See also the following publication for references and material on consensus-building.
The consensus building handbook : a comprehensive guide to reaching agreement. Editors, Lawrence Susskind, Sarah McKearnan, Jennifer Thomas-Larmer. Published Thousand Oaks, Calif. : Sage Publications, 1999. 71
Ehrmann, J.R. and B.L. Stinson. 1999. “Joint Fact-Finding and the Use of Technical
Experts” in The Consensus Building Handbook: A Comprehensive Guide to Reaching Agreement. Eds. Lawrence Susskind, Sarah McKearnan, and Jennifer Thomas-Larmer. The Consensus Building Institute. pp. 375-399. 72
Susskind, L., 1994, Environmental Diplomacy, Oxford University Press: New York.
See details of these conventions on the International Oil Pollution Compensation Funds
website, www.iopcfund.org. 75

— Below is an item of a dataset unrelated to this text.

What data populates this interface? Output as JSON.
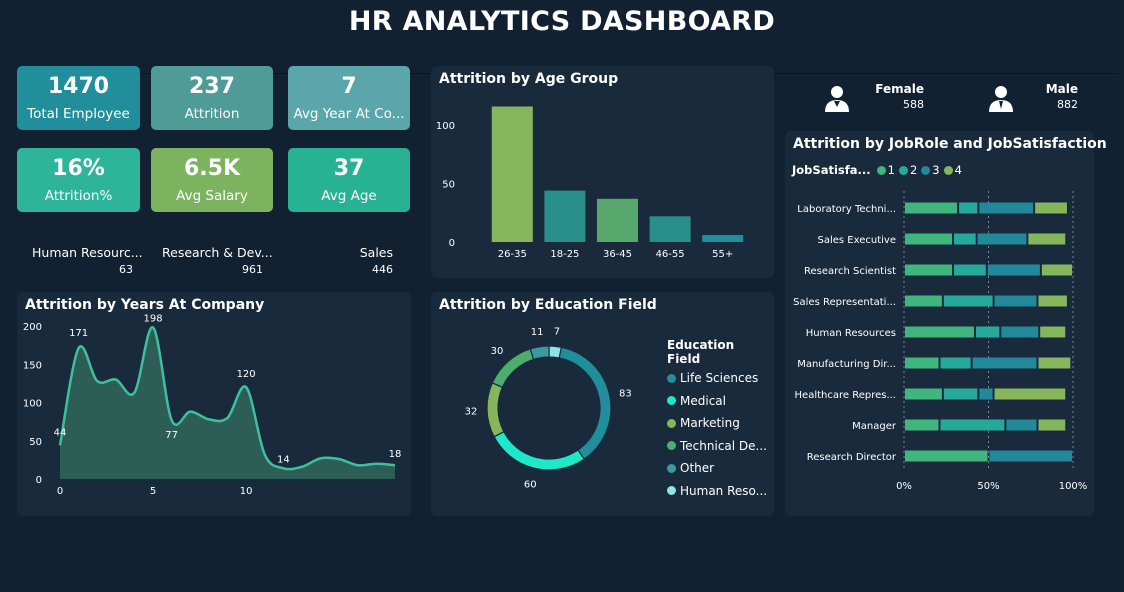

The full text of these conventions is available at the Edwin Ginn Library of the Fletcher
School of Law and Diplomacy, Tufts University. The Multilaterals Project, which begun in 1992, is an ongoing project at The Fletcher School to make available the texts of international multilateral conventions and other instruments. The information is available at http://fletcher.tufts.edu/multilaterals.html. 76
Such estimation comes from the experience of the author in the United Nations system.
The budget of developing the United Nations Compensation Commission in the mid1990s has been about USD30 million a year to culminate to USD100 million a year once the organization was fully in place and staff deployed. On the conservative side, I have estimated that the costs of drafting a convention for space debris would be about USD200-300 million, including the World Space Debris Congress, the various meetings in Vienna, the Secretariat staff (about 5 professionals) and the various administrative expenses.